There has long been stigma attached to physical disability; the severity of this stigma varies from culture to culture but certainly persists to this day even in more enlightened societies. I know many MSers with relatively mild disease who struggle mightily to keep their illness a secret in the workplace, for fear that knowledge of their ailment might derail their careers or even get them fired. Patients with more apparent manifestations of the MS, such as balance and gait issues, have found themselves accused of alcoholism or illicit drug use. Those of us who find ourselves in wheelchairs often also find ourselves ignored by the population at large, subject to ignorant or condescending comments, and sometimes even treated as complete imbeciles. Folks whose disease affects their speech are often automatically assumed to be suffering from mental retardation, the notion that a perfectly fine mind may be hidden behind their inability to enunciate never even occurring to many in the healthy population.
How can I be so sure of all of this? The answer is simple, and embarrassing. Back in my healthy days I was sometimes guilty of just such profiling, unconsciously making assumptions about the disabled based on preconceived notions that had no basis in reality. I clearly remember seething at the wheelchair reliant person who had the audacity to hold up my commute to work while the driver of the public bus I was on took the time to operate the vehicle’s wheelchair lift. How dare they travel during rush hour, didn’t they know that normal people need to get to work! Looking back, I cringe at the memory of my sometimes dumbing down my speech in the presence of people with physical disabilities, as if somebody possessed with faulty limbs was also automatically possessed with a deficient brain. Turns out the one with the deficient brain was me.

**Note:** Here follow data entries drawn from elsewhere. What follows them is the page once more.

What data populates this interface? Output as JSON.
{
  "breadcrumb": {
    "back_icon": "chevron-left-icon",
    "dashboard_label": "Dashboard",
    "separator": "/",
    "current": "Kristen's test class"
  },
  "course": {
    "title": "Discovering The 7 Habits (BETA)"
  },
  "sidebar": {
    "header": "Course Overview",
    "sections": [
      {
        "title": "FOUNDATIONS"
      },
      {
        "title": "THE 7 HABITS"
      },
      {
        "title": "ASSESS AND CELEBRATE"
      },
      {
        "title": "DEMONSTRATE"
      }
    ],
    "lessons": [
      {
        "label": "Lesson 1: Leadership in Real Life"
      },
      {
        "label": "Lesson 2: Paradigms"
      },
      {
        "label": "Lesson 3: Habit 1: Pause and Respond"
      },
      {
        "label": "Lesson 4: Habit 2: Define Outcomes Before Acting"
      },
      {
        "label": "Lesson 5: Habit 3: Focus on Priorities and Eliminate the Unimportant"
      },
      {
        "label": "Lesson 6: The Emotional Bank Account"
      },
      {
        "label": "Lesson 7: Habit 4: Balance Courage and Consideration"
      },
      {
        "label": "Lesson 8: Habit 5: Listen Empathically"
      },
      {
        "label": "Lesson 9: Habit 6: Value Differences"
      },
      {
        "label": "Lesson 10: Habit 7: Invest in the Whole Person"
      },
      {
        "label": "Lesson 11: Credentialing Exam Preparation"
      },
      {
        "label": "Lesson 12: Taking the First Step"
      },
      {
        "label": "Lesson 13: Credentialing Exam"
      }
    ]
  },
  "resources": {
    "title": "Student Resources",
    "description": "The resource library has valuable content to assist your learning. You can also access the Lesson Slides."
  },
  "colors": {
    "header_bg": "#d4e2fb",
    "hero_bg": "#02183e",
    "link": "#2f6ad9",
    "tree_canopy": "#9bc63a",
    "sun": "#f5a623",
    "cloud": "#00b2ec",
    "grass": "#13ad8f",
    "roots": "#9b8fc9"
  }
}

Even now, when I’m all too well versed in the trials and tribulations of the disabled, I sometimes find myself falling victim to my own subconscious preconceptions. A few years back I met a man who was active on one of the online MS forums in which I participate. In our written give-and-take on the Internet, I knew him to have a keen intellect – astute, sharp, and witty. When I finally met him in person at a large MS symposium I could barely disguise my shock when I found he could barely get a word out, his speech halting and slurred. Despite the fact that I knew that this man had a fine mind, I automatically found myself simplifying my vocabulary and talking in a louder voice, so strong and ingrained were my mistaken inclinations. I’m ashamed to admit that I was so disquieted by the situation that I cut our interaction short, behaving in a way I regret to this day.
George Zimmerman’s profiling of Trayvon Martin ultimately resulted in an innocent teenage boy’s death, an outcome that all can agree was tragic, whether or not they believe the jury’s verdict to be just. Though the profiling experienced by the sick and disabled isn’t likely to result in physical death, the injuries inflicted to sense of self and ego can at times seem more hurtful than a physical blow. The emotional maelstrom experienced by patients dealing with chronic disabling diseases is and of itself a difficult storm to weather, and the added indignities that are sometimes heaped upon them by an indifferent and ignorant public can multiply the emotional distress of such illnesses exponentially.
Unfortunately, there are no easy answers when it comes to eradicating the problem of profiling, whether that profiling is based on race, gender, religion, or physical condition. As my own experiences illustrate, perhaps the first action we should take to eliminate the poisonous practice of profiling is to look within. An open mind and an open heart are tremendous benefits not only to the person who possesses them, but to all within their sphere of influence as well.